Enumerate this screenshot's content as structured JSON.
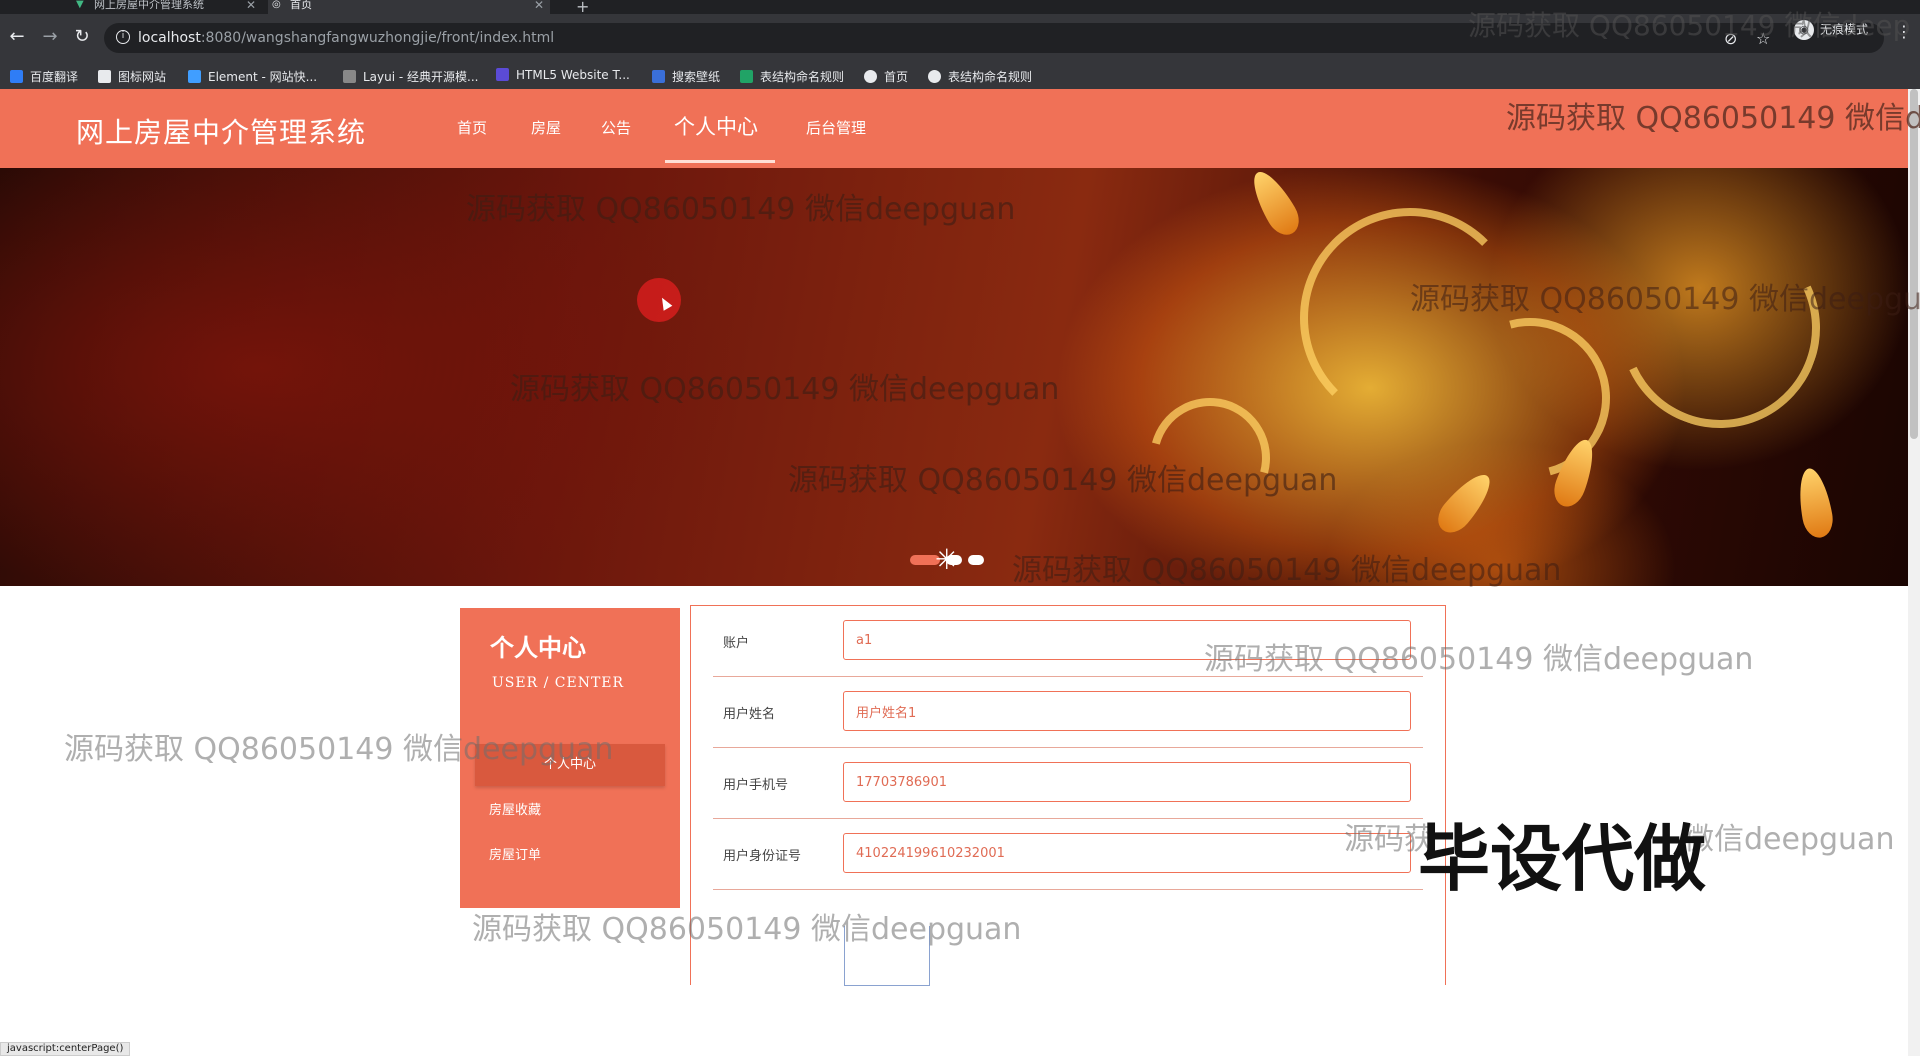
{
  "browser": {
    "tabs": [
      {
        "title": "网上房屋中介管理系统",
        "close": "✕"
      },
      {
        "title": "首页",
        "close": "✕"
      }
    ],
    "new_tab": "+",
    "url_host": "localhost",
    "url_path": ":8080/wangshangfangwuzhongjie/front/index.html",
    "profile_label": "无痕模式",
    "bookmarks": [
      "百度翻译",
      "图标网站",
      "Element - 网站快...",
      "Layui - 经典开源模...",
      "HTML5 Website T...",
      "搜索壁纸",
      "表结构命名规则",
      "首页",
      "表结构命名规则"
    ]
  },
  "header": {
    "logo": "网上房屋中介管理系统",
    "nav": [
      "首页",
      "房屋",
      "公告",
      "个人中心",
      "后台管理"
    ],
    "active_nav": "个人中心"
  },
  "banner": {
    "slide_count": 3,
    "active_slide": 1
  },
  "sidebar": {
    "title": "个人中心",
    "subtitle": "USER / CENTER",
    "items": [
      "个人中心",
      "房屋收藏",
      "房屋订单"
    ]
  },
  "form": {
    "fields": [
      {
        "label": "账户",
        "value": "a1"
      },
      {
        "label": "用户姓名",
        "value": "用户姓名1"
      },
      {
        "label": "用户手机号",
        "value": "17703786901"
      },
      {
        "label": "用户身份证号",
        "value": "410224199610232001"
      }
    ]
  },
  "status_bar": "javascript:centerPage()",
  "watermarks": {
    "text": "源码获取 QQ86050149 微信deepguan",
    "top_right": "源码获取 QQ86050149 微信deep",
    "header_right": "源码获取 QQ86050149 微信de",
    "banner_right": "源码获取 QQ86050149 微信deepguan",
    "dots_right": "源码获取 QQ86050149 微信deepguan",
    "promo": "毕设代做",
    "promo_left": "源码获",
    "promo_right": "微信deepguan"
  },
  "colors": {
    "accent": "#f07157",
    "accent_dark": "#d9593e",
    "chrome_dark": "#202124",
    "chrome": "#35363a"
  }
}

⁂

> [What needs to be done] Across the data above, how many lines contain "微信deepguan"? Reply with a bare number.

> [Expected answer] 4